Last weekend, a woman in Kent downloaded the free mobile phone game, Paper Glider, from Apple's App Store. It was the 10 billionth application downloaded in just two-and-a-half years.
The success of the Calfornia-based company's iPhone handset and iPad tablet, and the growing popularity of rival operating systems, prompted researchers at Gartner to predict that revenues from mobile apps would hit $15bn (£9.5bn) this year. It predicted that users would download 17.7 billion apps in 2011, more than double the estimated 8.2 billion last year. The expected $15.1bn in revenues will come from sales of the apps, as well as an increase of advertising revenues from within those apps. Revenues in 2010 were estimated at $5.2bn.
Stephanie Baghdassarian, the research director at Gartner, said: "Many are wondering if the app frenzy we have been witnessing is just a fashion and, like many others, shall pass. We do not think so."

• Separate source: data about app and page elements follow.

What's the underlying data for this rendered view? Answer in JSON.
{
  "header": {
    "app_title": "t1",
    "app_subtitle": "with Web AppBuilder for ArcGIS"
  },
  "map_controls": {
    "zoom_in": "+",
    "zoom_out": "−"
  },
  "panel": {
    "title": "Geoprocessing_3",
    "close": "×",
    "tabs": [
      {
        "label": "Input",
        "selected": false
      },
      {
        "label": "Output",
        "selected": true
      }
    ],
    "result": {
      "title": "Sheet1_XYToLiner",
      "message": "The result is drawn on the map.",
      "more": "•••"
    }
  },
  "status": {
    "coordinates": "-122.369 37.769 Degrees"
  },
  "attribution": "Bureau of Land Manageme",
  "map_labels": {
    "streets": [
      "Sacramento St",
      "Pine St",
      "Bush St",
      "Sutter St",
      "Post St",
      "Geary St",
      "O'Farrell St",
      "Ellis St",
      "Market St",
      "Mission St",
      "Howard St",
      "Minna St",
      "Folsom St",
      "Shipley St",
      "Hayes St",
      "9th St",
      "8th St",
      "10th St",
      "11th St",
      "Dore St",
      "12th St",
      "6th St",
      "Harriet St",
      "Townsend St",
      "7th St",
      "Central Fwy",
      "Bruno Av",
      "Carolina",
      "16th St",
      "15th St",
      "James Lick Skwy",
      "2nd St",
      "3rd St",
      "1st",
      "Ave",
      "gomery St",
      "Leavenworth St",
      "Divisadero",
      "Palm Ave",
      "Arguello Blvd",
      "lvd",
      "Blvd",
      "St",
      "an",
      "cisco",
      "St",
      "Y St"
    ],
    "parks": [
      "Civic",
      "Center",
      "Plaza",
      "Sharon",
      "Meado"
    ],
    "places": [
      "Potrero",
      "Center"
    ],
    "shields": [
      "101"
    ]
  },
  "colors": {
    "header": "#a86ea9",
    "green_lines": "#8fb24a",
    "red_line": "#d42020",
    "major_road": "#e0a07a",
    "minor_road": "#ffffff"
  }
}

Apple launched the App Store in July 2008, with 10 million apps downloaded in the first weekend. Gartner analysts predict that by the end of 2014, mobile users will have downloaded 185 billion apps, with revenues totalling $58bn.
"We strongly believe there is a sizeable opportunity for application stores in the future," said Ms Baghdassarian. "However, applications will have to grow up and deliver a superior experience to the one a web-based app will be able to deliver."
Free downloads are expected to make up 81 per cent of total downloads in 2011, but that percentage has been decreasing over the past two years. Gartner predicts that the decline will continue this year before increasing from 2012. Apple is the dominant player in the mobile apps market, offering downloads for the iPhone, the iPod Touch and the iPad. Gartner said close to nine out of 10 applications downloaded last year were from the App Store, adding it "will remain the single best-selling store through our forecast period to the end of 2014".
Rivals have looked to muscle in, and Gartner believes they will gain momentum over the next few years. A significant player is Android Market, which was also launched in 2008 to cater for the increasing number of smartphone and tablet devices running the operating system developed by Google. At an app conference last week, one Android manager said Google was "not happy" with sales of premium apps and said there would be significant improvements this year.
Smartphone competitors have moved to launch rival stores. BlackBerry maker Research in Motion has App World, Microsoft launched Marketplace, Nokia has its Ovi Store, and Samsung has Samsung Apps. Ms Baghdassarian said setting up a successful store was "far from simple" as they had to attract developers, organise content and engage users.
App revenues are split so store owners receive, on average, 30 per cent with the rest going to developers. Gartner said advertising would grow from 16 per cent of revenues in 2010 to almost a third in 2014.Reuse content